▸ EXERCISE MATERIAL

============

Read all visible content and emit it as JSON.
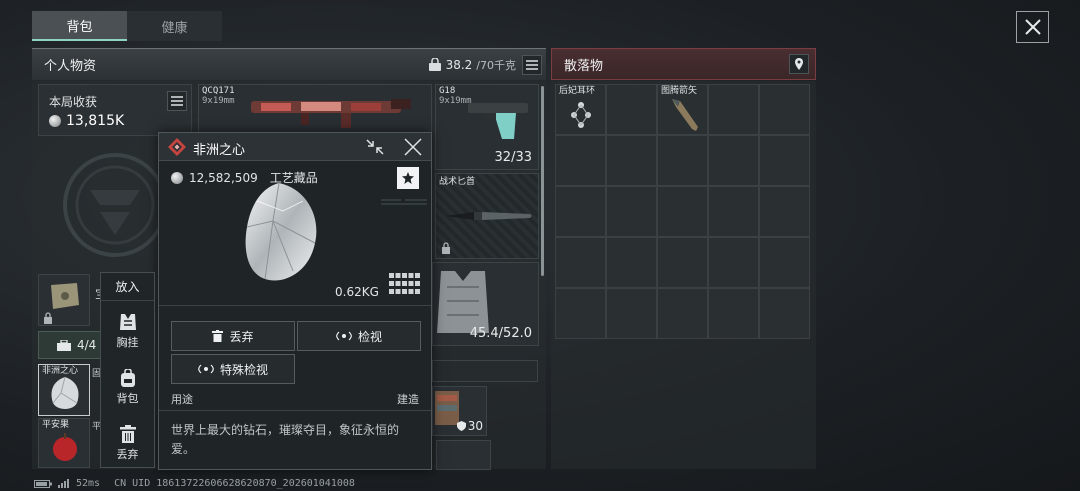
{
  "tabs": [
    {
      "label": "背包",
      "active": true
    },
    {
      "label": "健康",
      "active": false
    }
  ],
  "personal": {
    "title": "个人物资",
    "weight_current": "38.2",
    "weight_max": "/70千克"
  },
  "earnings": {
    "label": "本局收获",
    "value": "13,815K"
  },
  "slots": {
    "primary": {
      "name": "QCQ171",
      "caliber": "9x19mm"
    },
    "sidearm": {
      "name": "G18",
      "caliber": "9x19mm",
      "ammo": "32/33"
    },
    "melee": {
      "name": "战术匕首"
    },
    "armor": {
      "durability": "45.4/52.0"
    },
    "small_item_prefix": "宝",
    "container_count": "4/4",
    "backpack_count": "30",
    "item_a": "非洲之心",
    "item_b": "平安果",
    "item_c_prefix": "固",
    "item_d_prefix": "平"
  },
  "loot": {
    "title": "散落物",
    "items": [
      {
        "name": "后妃耳环"
      },
      {
        "name": "图腾箭矢"
      }
    ]
  },
  "card": {
    "title": "非洲之心",
    "price": "12,582,509",
    "category": "工艺藏品",
    "weight": "0.62KG",
    "btn_discard": "丢弃",
    "btn_inspect": "检视",
    "btn_special": "特殊检视",
    "use_label": "用途",
    "build_label": "建造",
    "description": "世界上最大的钻石，璀璨夺目，象征永恒的爱。"
  },
  "putin": {
    "title": "放入",
    "items": [
      {
        "label": "胸挂",
        "icon": "vest-icon"
      },
      {
        "label": "背包",
        "icon": "backpack-icon"
      },
      {
        "label": "丢弃",
        "icon": "trash-icon"
      }
    ]
  },
  "footer": {
    "ping": "52ms",
    "uid": "CN UID 18613722606628620870_202601041008"
  }
}
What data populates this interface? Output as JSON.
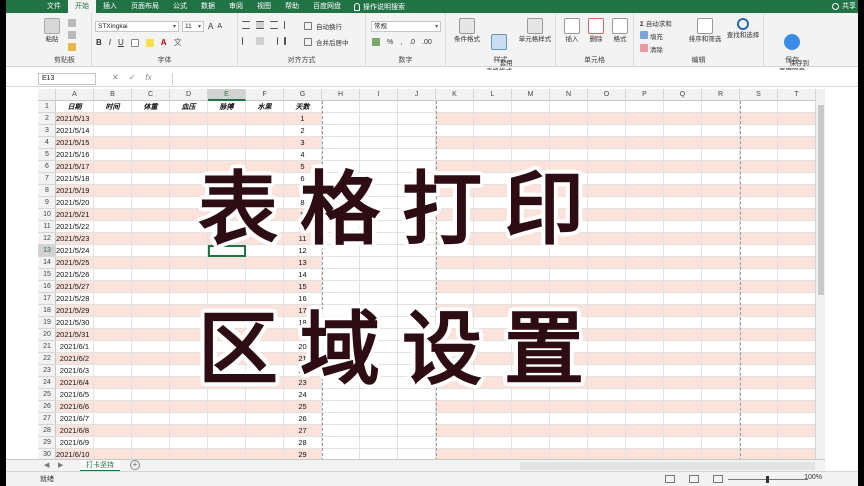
{
  "tabs": [
    "文件",
    "开始",
    "插入",
    "页面布局",
    "公式",
    "数据",
    "审阅",
    "视图",
    "帮助",
    "百度网盘"
  ],
  "active_tab": "开始",
  "tell_me": "操作说明搜索",
  "share": "共享",
  "ribbon": {
    "paste": "粘贴",
    "clipboard": "剪贴板",
    "font_name": "STXingkai",
    "font_size": "11",
    "font_group": "字体",
    "wrap_text": "自动换行",
    "merge_center": "合并后居中",
    "align_group": "对齐方式",
    "number_format": "常规",
    "number_group": "数字",
    "cond_format": "条件格式",
    "table_format": "套用\n表格格式",
    "cell_styles": "单元格样式",
    "styles_group": "样式",
    "insert": "插入",
    "delete": "删除",
    "format": "格式",
    "cells_group": "单元格",
    "autosum": "自动求和",
    "fill": "填充",
    "clear": "清除",
    "sort_filter": "排序和筛选",
    "find_select": "查找和选择",
    "edit_group": "编辑",
    "save_baidu": "保存到\n百度网盘",
    "save_group": "保存"
  },
  "name_box": "E13",
  "columns": [
    "A",
    "B",
    "C",
    "D",
    "E",
    "F",
    "G",
    "H",
    "I",
    "J",
    "K",
    "L",
    "M",
    "N",
    "O",
    "P",
    "Q",
    "R",
    "S",
    "T"
  ],
  "selected_column": "E",
  "selected_row": 13,
  "header_row": [
    "日期",
    "时间",
    "体重",
    "血压",
    "脉搏",
    "水果",
    "天数"
  ],
  "rows": [
    {
      "n": 2,
      "date": "2021/5/13",
      "day": "1"
    },
    {
      "n": 3,
      "date": "2021/5/14",
      "day": "2"
    },
    {
      "n": 4,
      "date": "2021/5/15",
      "day": "3"
    },
    {
      "n": 5,
      "date": "2021/5/16",
      "day": "4"
    },
    {
      "n": 6,
      "date": "2021/5/17",
      "day": "5"
    },
    {
      "n": 7,
      "date": "2021/5/18",
      "day": "6"
    },
    {
      "n": 8,
      "date": "2021/5/19",
      "day": "7"
    },
    {
      "n": 9,
      "date": "2021/5/20",
      "day": "8"
    },
    {
      "n": 10,
      "date": "2021/5/21",
      "day": "9"
    },
    {
      "n": 11,
      "date": "2021/5/22",
      "day": "10"
    },
    {
      "n": 12,
      "date": "2021/5/23",
      "day": "11"
    },
    {
      "n": 13,
      "date": "2021/5/24",
      "day": "12"
    },
    {
      "n": 14,
      "date": "2021/5/25",
      "day": "13"
    },
    {
      "n": 15,
      "date": "2021/5/26",
      "day": "14"
    },
    {
      "n": 16,
      "date": "2021/5/27",
      "day": "15"
    },
    {
      "n": 17,
      "date": "2021/5/28",
      "day": "16"
    },
    {
      "n": 18,
      "date": "2021/5/29",
      "day": "17"
    },
    {
      "n": 19,
      "date": "2021/5/30",
      "day": "18"
    },
    {
      "n": 20,
      "date": "2021/5/31",
      "day": "19"
    },
    {
      "n": 21,
      "date": "2021/6/1",
      "day": "20"
    },
    {
      "n": 22,
      "date": "2021/6/2",
      "day": "21"
    },
    {
      "n": 23,
      "date": "2021/6/3",
      "day": "22"
    },
    {
      "n": 24,
      "date": "2021/6/4",
      "day": "23"
    },
    {
      "n": 25,
      "date": "2021/6/5",
      "day": "24"
    },
    {
      "n": 26,
      "date": "2021/6/6",
      "day": "25"
    },
    {
      "n": 27,
      "date": "2021/6/7",
      "day": "26"
    },
    {
      "n": 28,
      "date": "2021/6/8",
      "day": "27"
    },
    {
      "n": 29,
      "date": "2021/6/9",
      "day": "28"
    },
    {
      "n": 30,
      "date": "2021/6/10",
      "day": "29"
    }
  ],
  "overlay": {
    "line1": "表格打印",
    "line2": "区域设置"
  },
  "sheet_tab": "打卡坚持",
  "status": {
    "ready": "就绪",
    "zoom": "100%"
  },
  "colors": {
    "accent": "#217346",
    "stripe": "#fbe3dc",
    "title": "#2d0c14"
  }
}
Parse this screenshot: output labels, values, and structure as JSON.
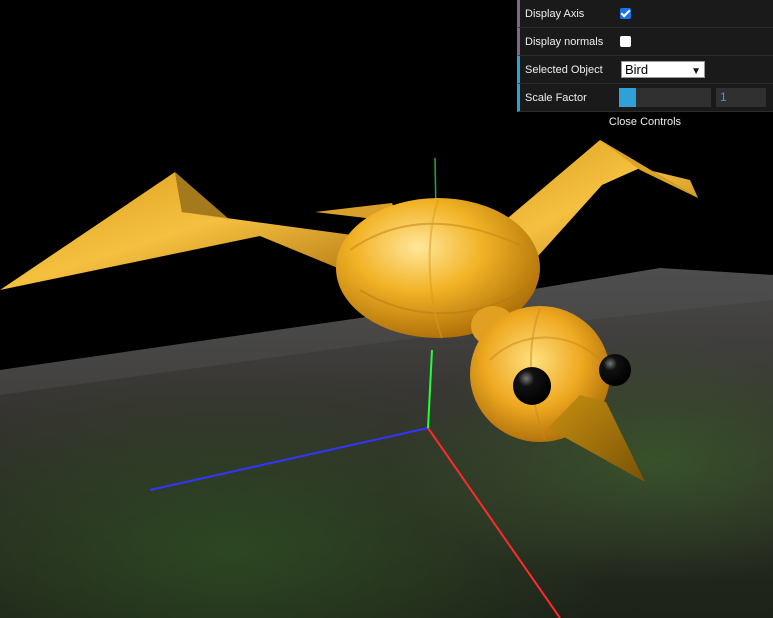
{
  "gui": {
    "controls": [
      {
        "label": "Display Axis",
        "type": "checkbox",
        "checked": true
      },
      {
        "label": "Display normals",
        "type": "checkbox",
        "checked": false
      },
      {
        "label": "Selected Object",
        "type": "select",
        "value": "Bird"
      },
      {
        "label": "Scale Factor",
        "type": "slider",
        "value": "1",
        "fraction": 0.18
      }
    ],
    "close_label": "Close Controls"
  },
  "scene": {
    "axis_colors": {
      "x": "#ff2020",
      "y": "#20ff40",
      "z": "#3030ff"
    },
    "bird_color": "#e8a810",
    "eye_color": "#000000"
  }
}
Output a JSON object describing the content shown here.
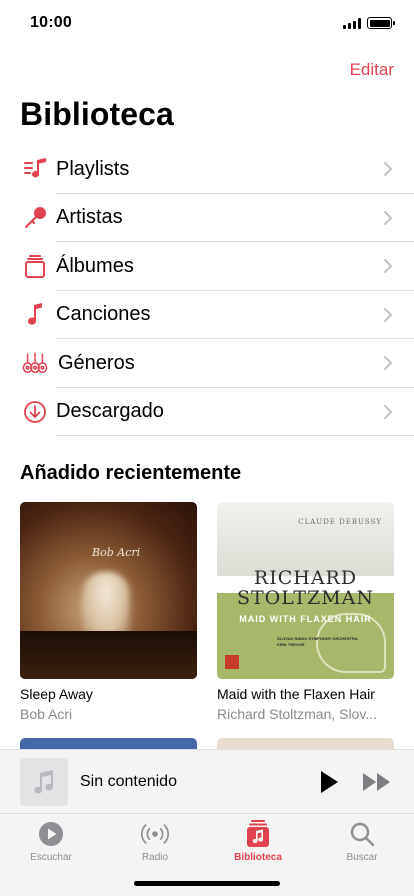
{
  "status_bar": {
    "time": "10:00"
  },
  "header": {
    "edit_label": "Editar",
    "title": "Biblioteca"
  },
  "menu": {
    "items": [
      {
        "label": "Playlists",
        "icon": "playlist-icon"
      },
      {
        "label": "Artistas",
        "icon": "microphone-icon"
      },
      {
        "label": "Álbumes",
        "icon": "album-stack-icon"
      },
      {
        "label": "Canciones",
        "icon": "music-note-icon"
      },
      {
        "label": "Géneros",
        "icon": "genres-icon"
      },
      {
        "label": "Descargado",
        "icon": "download-circle-icon"
      }
    ]
  },
  "recent": {
    "title": "Añadido recientemente",
    "albums": [
      {
        "title": "Sleep Away",
        "artist": "Bob Acri",
        "cover_text": "Bob Acri"
      },
      {
        "title": "Maid with the Flaxen Hair",
        "artist": "Richard Stoltzman, Slov...",
        "cover_composer": "CLAUDE DEBUSSY",
        "cover_artist_line1": "RICHARD",
        "cover_artist_line2": "STOLTZMAN",
        "cover_work": "MAID WITH FLAXEN HAIR",
        "cover_orchestra_line1": "SLOVAK RADIO SYMPHONY ORCHESTRA",
        "cover_orchestra_line2": "KIRK TREVOR"
      }
    ]
  },
  "mini_player": {
    "title": "Sin contenido"
  },
  "tabs": [
    {
      "label": "Escuchar",
      "icon": "play-circle-icon",
      "active": false
    },
    {
      "label": "Radio",
      "icon": "radio-icon",
      "active": false
    },
    {
      "label": "Biblioteca",
      "icon": "library-icon",
      "active": true
    },
    {
      "label": "Buscar",
      "icon": "search-icon",
      "active": false
    }
  ],
  "colors": {
    "accent": "#e0424f",
    "secondary_text": "#8a8a8e",
    "tab_inactive": "#8e8e93"
  }
}
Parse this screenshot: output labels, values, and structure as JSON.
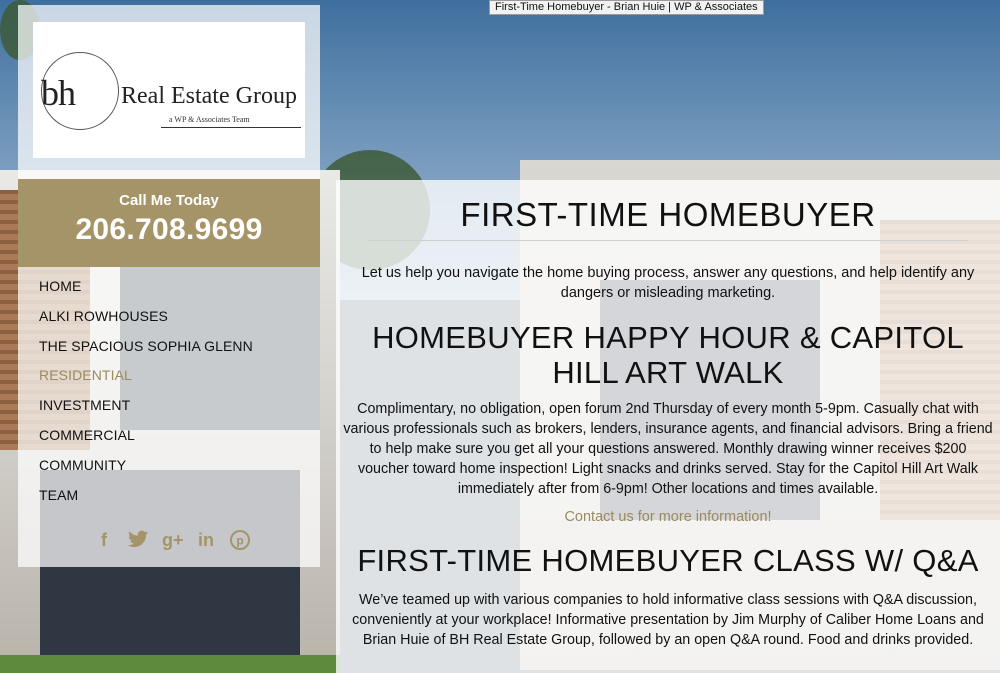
{
  "window": {
    "title_tooltip": "First-Time Homebuyer - Brian Huie | WP & Associates"
  },
  "logo": {
    "monogram": "bh",
    "name": "Real Estate Group",
    "tagline": "a WP & Associates Team"
  },
  "call": {
    "label": "Call Me Today",
    "phone": "206.708.9699"
  },
  "nav": {
    "items": [
      {
        "label": "HOME"
      },
      {
        "label": "ALKI ROWHOUSES"
      },
      {
        "label": "THE SPACIOUS SOPHIA GLENN"
      },
      {
        "label": "RESIDENTIAL",
        "active": true
      },
      {
        "label": "INVESTMENT"
      },
      {
        "label": "COMMERCIAL"
      },
      {
        "label": "COMMUNITY"
      },
      {
        "label": "TEAM"
      }
    ]
  },
  "social": {
    "icons": [
      "facebook-icon",
      "twitter-icon",
      "google-plus-icon",
      "linkedin-icon",
      "pinterest-icon"
    ],
    "glyphs": [
      "f",
      "🐦",
      "g+",
      "in",
      "℗"
    ],
    "color": "#a59468"
  },
  "main": {
    "title": "FIRST-TIME HOMEBUYER",
    "intro": "Let us help you navigate the home buying process, answer any questions, and help identify any dangers or misleading marketing.",
    "section1": {
      "heading": "HOMEBUYER HAPPY HOUR & CAPITOL HILL ART WALK",
      "body": "Complimentary, no obligation, open forum 2nd Thursday of every month 5-9pm. Casually chat with various professionals such as brokers, lenders, insurance agents, and financial advisors. Bring a friend to help make sure you get all your questions answered. Monthly drawing winner receives $200 voucher toward home inspection! Light snacks and drinks served. Stay for the Capitol Hill Art Walk immediately after from 6-9pm! Other locations and times available.",
      "link": "Contact us for more information!"
    },
    "section2": {
      "heading": "FIRST-TIME HOMEBUYER CLASS W/ Q&A",
      "body": "We’ve teamed up with various companies to hold informative class sessions with Q&A discussion, conveniently at your workplace! Informative presentation by Jim Murphy of Caliber Home Loans and Brian Huie of BH Real Estate Group, followed by an open Q&A round. Food and drinks provided."
    }
  },
  "colors": {
    "accent": "#a59468",
    "active_nav": "#9b8a5e"
  }
}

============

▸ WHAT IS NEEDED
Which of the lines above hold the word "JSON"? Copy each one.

▸ EXERCISE OUTPUT
Read all visible content and emit it as JSON.
What data populates this interface? Output as JSON.
Parse this screenshot: output labels, values, and structure as JSON.
Output a JSON object describing the content shown here.
Parse this screenshot: output labels, values, and structure as JSON.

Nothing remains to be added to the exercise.